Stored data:
-*-*-
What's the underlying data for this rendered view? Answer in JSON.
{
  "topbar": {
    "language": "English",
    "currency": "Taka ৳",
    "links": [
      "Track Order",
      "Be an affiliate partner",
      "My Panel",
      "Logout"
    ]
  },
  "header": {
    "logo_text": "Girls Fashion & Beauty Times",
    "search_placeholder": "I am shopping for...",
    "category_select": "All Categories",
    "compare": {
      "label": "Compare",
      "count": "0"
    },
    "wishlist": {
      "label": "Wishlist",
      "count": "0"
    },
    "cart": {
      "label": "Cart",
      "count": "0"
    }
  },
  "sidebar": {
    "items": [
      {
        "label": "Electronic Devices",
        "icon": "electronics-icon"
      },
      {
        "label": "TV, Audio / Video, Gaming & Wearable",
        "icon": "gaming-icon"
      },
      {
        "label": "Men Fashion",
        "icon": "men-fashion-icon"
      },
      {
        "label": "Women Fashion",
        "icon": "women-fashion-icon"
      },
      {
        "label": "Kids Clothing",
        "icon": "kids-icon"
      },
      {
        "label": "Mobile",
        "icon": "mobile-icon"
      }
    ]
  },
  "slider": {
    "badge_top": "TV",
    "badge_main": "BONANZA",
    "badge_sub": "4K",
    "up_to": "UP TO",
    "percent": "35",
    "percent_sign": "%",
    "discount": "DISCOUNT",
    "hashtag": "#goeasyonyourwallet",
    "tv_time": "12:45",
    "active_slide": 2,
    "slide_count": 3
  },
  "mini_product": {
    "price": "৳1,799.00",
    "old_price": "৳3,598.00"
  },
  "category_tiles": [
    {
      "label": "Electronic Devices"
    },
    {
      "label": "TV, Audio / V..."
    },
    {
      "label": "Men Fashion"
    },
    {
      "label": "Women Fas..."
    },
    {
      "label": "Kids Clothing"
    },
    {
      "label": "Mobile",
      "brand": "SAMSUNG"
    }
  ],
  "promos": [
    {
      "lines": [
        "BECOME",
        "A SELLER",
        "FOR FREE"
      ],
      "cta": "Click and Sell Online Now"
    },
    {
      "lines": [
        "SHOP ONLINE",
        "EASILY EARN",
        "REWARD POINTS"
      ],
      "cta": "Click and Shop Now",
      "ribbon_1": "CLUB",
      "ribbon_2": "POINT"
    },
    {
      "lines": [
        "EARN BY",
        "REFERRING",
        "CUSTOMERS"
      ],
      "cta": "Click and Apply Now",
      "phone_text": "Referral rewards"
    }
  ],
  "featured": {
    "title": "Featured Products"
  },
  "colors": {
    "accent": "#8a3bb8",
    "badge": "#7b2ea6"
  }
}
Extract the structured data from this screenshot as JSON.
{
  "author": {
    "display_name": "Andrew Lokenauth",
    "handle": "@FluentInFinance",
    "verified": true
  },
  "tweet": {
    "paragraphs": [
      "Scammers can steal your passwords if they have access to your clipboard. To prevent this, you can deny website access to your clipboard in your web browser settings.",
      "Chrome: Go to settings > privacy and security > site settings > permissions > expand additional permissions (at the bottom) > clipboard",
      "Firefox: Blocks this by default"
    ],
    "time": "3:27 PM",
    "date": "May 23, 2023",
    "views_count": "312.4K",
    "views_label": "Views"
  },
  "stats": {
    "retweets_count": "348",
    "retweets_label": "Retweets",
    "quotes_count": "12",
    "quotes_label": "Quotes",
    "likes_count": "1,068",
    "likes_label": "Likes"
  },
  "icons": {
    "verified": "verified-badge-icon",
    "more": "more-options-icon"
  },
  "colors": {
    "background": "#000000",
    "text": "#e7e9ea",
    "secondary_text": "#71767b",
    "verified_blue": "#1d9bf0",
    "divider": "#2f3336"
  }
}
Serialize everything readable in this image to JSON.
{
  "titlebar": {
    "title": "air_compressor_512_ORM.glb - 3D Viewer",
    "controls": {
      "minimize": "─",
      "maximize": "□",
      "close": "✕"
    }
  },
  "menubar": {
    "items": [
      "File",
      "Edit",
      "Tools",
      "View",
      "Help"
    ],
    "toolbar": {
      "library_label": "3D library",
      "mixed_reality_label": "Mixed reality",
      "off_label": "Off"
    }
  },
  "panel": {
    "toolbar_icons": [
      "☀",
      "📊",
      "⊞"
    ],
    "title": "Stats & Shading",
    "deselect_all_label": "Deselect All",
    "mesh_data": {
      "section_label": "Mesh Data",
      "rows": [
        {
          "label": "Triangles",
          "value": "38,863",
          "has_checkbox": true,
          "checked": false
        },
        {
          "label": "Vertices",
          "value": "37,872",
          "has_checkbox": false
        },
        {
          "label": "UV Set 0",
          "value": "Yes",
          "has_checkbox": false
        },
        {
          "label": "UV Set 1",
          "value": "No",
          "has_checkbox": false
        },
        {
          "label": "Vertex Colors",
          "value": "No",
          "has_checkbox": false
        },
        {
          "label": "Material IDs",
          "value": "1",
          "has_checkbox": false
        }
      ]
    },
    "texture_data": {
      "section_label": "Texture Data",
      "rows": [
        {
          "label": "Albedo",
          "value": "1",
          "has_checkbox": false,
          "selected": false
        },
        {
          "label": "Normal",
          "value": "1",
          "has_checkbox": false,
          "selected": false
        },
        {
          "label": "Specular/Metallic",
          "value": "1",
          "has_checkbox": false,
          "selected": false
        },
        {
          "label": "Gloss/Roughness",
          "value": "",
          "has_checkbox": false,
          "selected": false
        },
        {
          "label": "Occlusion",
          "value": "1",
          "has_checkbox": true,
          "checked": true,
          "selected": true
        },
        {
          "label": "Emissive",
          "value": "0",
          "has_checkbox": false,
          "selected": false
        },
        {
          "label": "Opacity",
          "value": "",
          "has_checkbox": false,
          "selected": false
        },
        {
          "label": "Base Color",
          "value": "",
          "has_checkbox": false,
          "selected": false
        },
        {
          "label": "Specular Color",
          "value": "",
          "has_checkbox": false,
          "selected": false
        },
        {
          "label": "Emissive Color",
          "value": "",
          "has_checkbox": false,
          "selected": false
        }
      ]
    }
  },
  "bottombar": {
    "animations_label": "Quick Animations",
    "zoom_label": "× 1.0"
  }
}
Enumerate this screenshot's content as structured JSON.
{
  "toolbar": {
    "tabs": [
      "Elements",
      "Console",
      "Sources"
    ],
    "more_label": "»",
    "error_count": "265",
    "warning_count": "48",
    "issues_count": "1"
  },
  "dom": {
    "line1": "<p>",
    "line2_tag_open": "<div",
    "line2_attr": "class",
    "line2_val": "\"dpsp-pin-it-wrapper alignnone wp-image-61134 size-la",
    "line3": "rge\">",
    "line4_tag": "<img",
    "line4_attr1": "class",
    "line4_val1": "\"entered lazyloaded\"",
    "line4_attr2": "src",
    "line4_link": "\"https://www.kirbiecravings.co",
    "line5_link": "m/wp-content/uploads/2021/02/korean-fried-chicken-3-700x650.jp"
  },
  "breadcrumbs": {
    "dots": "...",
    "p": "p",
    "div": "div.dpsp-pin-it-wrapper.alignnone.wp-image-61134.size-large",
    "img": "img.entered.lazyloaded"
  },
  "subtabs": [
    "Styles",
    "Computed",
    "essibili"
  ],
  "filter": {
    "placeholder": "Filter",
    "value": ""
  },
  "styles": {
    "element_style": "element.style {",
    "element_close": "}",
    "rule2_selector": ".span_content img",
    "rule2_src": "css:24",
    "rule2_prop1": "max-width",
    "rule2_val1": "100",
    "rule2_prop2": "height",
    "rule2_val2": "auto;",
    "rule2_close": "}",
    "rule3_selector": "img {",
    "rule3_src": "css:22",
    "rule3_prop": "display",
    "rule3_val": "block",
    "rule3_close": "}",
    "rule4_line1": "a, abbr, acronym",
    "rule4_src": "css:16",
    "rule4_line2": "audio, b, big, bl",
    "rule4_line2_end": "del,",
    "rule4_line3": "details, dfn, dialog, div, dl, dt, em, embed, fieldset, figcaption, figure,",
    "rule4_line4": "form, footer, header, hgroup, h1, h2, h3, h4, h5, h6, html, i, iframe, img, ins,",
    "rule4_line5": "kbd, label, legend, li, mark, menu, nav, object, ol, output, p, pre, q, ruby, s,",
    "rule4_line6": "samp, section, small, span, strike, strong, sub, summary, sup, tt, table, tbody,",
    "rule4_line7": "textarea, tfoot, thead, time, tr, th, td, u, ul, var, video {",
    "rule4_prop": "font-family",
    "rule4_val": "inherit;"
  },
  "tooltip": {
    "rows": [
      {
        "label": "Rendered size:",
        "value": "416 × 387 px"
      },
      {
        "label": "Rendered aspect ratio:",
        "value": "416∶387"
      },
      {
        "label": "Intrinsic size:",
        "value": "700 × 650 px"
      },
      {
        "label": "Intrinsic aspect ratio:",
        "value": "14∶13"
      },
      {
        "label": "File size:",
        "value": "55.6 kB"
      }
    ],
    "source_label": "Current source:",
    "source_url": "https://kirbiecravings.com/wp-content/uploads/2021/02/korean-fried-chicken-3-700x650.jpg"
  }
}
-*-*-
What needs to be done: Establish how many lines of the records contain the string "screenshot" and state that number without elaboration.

Task response: 2